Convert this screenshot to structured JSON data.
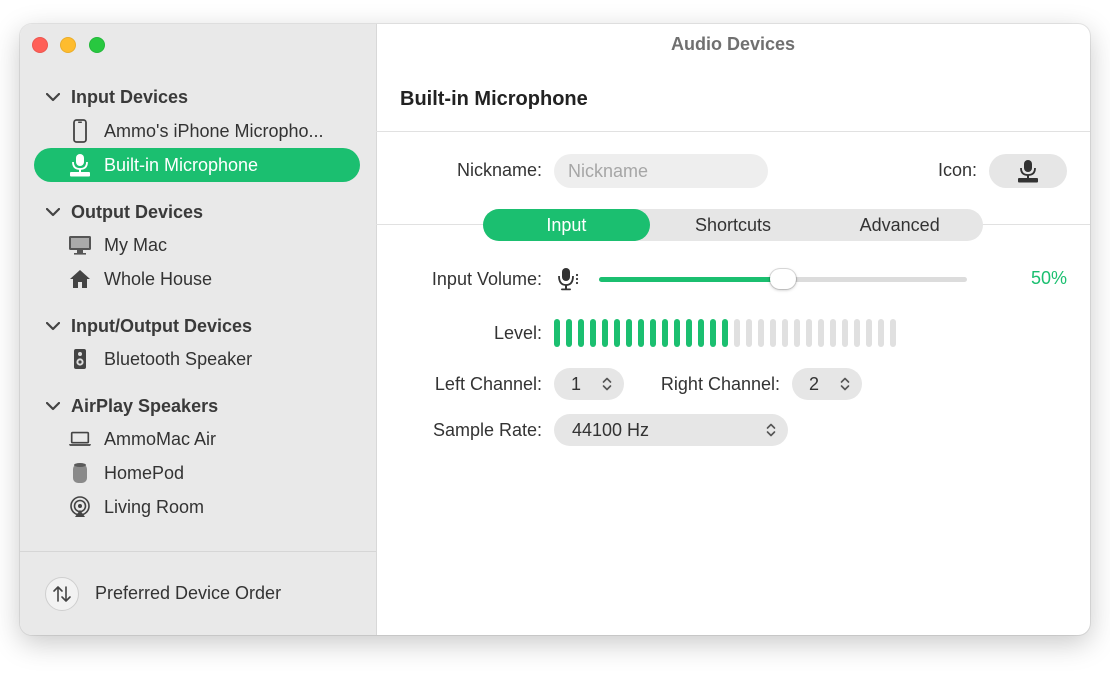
{
  "window": {
    "title": "Audio Devices"
  },
  "sidebar": {
    "groups": [
      {
        "label": "Input Devices",
        "items": [
          {
            "label": "Ammo's iPhone Micropho...",
            "icon": "iphone-icon"
          },
          {
            "label": "Built-in Microphone",
            "icon": "builtin-mic-icon",
            "selected": true
          }
        ]
      },
      {
        "label": "Output Devices",
        "items": [
          {
            "label": "My Mac",
            "icon": "display-icon"
          },
          {
            "label": "Whole House",
            "icon": "house-icon"
          }
        ]
      },
      {
        "label": "Input/Output Devices",
        "items": [
          {
            "label": "Bluetooth Speaker",
            "icon": "speaker-icon"
          }
        ]
      },
      {
        "label": "AirPlay Speakers",
        "items": [
          {
            "label": "AmmoMac Air",
            "icon": "laptop-icon"
          },
          {
            "label": "HomePod",
            "icon": "homepod-icon"
          },
          {
            "label": "Living Room",
            "icon": "airplay-icon"
          }
        ]
      }
    ],
    "footer": {
      "label": "Preferred Device Order",
      "icon": "sort-arrows-icon"
    }
  },
  "main": {
    "device_title": "Built-in Microphone",
    "nickname": {
      "label": "Nickname:",
      "placeholder": "Nickname",
      "value": ""
    },
    "icon_label": "Icon:",
    "tabs": [
      {
        "label": "Input",
        "active": true
      },
      {
        "label": "Shortcuts",
        "active": false
      },
      {
        "label": "Advanced",
        "active": false
      }
    ],
    "input_volume": {
      "label": "Input Volume:",
      "value_text": "50%",
      "fraction": 0.5
    },
    "level": {
      "label": "Level:",
      "total_bars": 29,
      "active_bars": 15
    },
    "left_channel": {
      "label": "Left Channel:",
      "value": "1"
    },
    "right_channel": {
      "label": "Right Channel:",
      "value": "2"
    },
    "sample_rate": {
      "label": "Sample Rate:",
      "value": "44100 Hz"
    }
  },
  "colors": {
    "accent": "#1bbf70",
    "sidebar_bg": "#e9e9e9",
    "close": "#ff5f57",
    "minimize": "#febc2e",
    "maximize": "#28c840"
  }
}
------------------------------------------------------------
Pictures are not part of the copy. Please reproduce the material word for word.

Response to this task -
Convert this screenshot to structured JSON data.
{
  "window": {
    "title": "Audio Devices"
  },
  "sidebar": {
    "groups": [
      {
        "label": "Input Devices",
        "items": [
          {
            "label": "Ammo's iPhone Micropho...",
            "icon": "iphone-icon"
          },
          {
            "label": "Built-in Microphone",
            "icon": "builtin-mic-icon",
            "selected": true
          }
        ]
      },
      {
        "label": "Output Devices",
        "items": [
          {
            "label": "My Mac",
            "icon": "display-icon"
          },
          {
            "label": "Whole House",
            "icon": "house-icon"
          }
        ]
      },
      {
        "label": "Input/Output Devices",
        "items": [
          {
            "label": "Bluetooth Speaker",
            "icon": "speaker-icon"
          }
        ]
      },
      {
        "label": "AirPlay Speakers",
        "items": [
          {
            "label": "AmmoMac Air",
            "icon": "laptop-icon"
          },
          {
            "label": "HomePod",
            "icon": "homepod-icon"
          },
          {
            "label": "Living Room",
            "icon": "airplay-icon"
          }
        ]
      }
    ],
    "footer": {
      "label": "Preferred Device Order",
      "icon": "sort-arrows-icon"
    }
  },
  "main": {
    "device_title": "Built-in Microphone",
    "nickname": {
      "label": "Nickname:",
      "placeholder": "Nickname",
      "value": ""
    },
    "icon_label": "Icon:",
    "tabs": [
      {
        "label": "Input",
        "active": true
      },
      {
        "label": "Shortcuts",
        "active": false
      },
      {
        "label": "Advanced",
        "active": false
      }
    ],
    "input_volume": {
      "label": "Input Volume:",
      "value_text": "50%",
      "fraction": 0.5
    },
    "level": {
      "label": "Level:",
      "total_bars": 29,
      "active_bars": 15
    },
    "left_channel": {
      "label": "Left Channel:",
      "value": "1"
    },
    "right_channel": {
      "label": "Right Channel:",
      "value": "2"
    },
    "sample_rate": {
      "label": "Sample Rate:",
      "value": "44100 Hz"
    }
  },
  "colors": {
    "accent": "#1bbf70",
    "sidebar_bg": "#e9e9e9",
    "close": "#ff5f57",
    "minimize": "#febc2e",
    "maximize": "#28c840"
  }
}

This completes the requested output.